Douglas RosenbergI have a multi-drawer Steelcase file cabinet in my office filled with xeroxed copies of articles, essays, and printed matter that, at some point in my life, I found to be interesting or even profound. Even as I write that sentence it feels arcane and of another time. However, I find myself revisiting those copied pages and re-reading many of them to refresh the sense of connection I had when compelled to follow the steps necessary to originally populate the file cabinet. As they were mostly all from print sources, I recall tearing or cutting them out to copy or pressing the magazine, newspaper, or journal tightly against the glass of the copy machine. Clearly, this process took time; it was an investment in the creation of a long-term archive of ideas that engaged my full attention as I encountered them. Ideas are protean things. They change and evolve as we try to fix them through conversation or discussion; ironically, the copy stays largely the same. The text may yellow with age, but the idea stays put, whether in a file cabinet or tucked in a pocket, shoved under the leg of a chair or otherwise tossed around.

This observation is not intended as a nostalgic recollection about how things were better in another era, but rather made in response to two distinctly current ideas about work in general. The first is from a recent book and interviews with its author Cal Newport, a computer scientist at Georgetown University, who wrote Deep Work: Rules for Focused Success in a Distracted World. Newport contends that we are downplaying the problems created by trying to work in environments filled with constant interruption. He talks about methodologies to cultivate “deep attention” and what we gain when we find ways to actually immerse ourselves in meaningful work.
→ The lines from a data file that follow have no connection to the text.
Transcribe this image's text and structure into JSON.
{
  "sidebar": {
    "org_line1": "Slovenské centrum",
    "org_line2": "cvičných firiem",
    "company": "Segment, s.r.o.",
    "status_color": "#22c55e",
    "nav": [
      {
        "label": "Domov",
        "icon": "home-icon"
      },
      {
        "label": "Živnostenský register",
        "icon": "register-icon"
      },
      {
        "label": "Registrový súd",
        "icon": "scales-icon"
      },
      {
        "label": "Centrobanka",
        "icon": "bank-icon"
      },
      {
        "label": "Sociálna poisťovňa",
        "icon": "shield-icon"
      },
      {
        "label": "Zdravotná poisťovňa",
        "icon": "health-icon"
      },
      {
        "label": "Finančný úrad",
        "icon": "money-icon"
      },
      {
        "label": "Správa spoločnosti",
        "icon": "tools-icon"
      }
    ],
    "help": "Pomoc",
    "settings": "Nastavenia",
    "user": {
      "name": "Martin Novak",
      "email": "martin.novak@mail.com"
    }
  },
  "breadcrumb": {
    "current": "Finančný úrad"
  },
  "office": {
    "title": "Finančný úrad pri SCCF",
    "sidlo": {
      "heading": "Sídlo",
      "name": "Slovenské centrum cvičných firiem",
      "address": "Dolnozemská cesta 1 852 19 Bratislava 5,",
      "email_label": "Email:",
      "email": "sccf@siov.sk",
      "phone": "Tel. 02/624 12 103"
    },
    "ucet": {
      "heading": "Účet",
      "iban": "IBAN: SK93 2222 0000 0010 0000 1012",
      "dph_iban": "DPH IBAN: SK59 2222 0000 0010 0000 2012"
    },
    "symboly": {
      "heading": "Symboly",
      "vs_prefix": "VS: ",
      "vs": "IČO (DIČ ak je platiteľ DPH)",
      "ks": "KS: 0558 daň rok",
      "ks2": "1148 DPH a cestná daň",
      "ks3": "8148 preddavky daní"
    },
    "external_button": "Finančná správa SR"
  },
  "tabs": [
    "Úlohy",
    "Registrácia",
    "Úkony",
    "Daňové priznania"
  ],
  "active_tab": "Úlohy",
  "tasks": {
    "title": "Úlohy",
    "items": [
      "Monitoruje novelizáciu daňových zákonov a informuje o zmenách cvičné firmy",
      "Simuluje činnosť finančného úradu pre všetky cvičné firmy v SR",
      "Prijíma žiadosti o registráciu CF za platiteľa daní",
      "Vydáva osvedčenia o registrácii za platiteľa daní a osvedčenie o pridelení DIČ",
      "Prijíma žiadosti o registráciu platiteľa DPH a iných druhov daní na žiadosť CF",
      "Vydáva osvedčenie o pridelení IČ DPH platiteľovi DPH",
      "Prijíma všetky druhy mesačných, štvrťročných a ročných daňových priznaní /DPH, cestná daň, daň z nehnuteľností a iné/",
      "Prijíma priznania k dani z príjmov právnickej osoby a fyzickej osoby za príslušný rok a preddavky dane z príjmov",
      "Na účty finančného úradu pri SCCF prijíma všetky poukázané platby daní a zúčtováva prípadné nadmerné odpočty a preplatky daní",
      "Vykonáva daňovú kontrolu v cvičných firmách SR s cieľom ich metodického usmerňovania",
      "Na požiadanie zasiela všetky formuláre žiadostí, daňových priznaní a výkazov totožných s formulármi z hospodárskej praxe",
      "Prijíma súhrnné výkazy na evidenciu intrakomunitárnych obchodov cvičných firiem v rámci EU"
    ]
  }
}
He proposes that by working in the way we often do, amongst interruptions and the pull of online connectivity, we are also denying ourselves the “satisfaction that often comes from committing our full attention to a task.” This idea is certainly not without precedent. It is however, arguably an era in which our attention is greatly compromised and the demand on our ability to deeply focus on a single task is constantly tested. This is particularly onerous for artists; the disabling of continuous arcs of unbroken creative time often fractures the logic of the process by which deeply felt work is made. If we factor in the way in which much of creative work is consumed, as mediated and atemporal digital images, even the reception of art works made with uninterrupted focus are subject to a kind of distracted viewing. Digital media often reduces works of art to the visual equivalent of a sound bite. Replayable media allows for constant revisiting of archived performative work, but is clearly different than the object or the live event. As with my description above of my file cabinet full of texts, our understanding of a work of art deepens as we live with and revisit such things, artworks included.

The artist and writer Jenny Odell, who teaches at Stanford, explains why “place is the antidote to the attention economy” in her book How to Do Nothing. Odell suggests that a certain kind of attention is possible when one attaches oneself to a sense of place beyond the digital. She does not argue against digital communities and culture, but rather proposes a kind of hybrid in which one consciously oscillates between the two with intentionality and a deep understanding of the requirements and residual effects of each.

Such ideas echo the writings of the transcendentalists, of Thoreau and Leopold and Lucy Lippard’s writing about place. The Buddhist practice of Miksang (a school of contemplative photography) encourages its practitioners to spend considerable time becoming sensate to their surroundings through sounds, sensations, and other observations before beginning to “work,” and to revisit such awareness throughout one’s creative practice.

Odell’s prescription to “do nothing” allows one to do the “deep work” that Newport speaks about; in either case we are encouraged to engage with material and media by first becoming available to our creative practice by making space for it.

Douglas Rosenberg
Chair, UW-Madison Art Department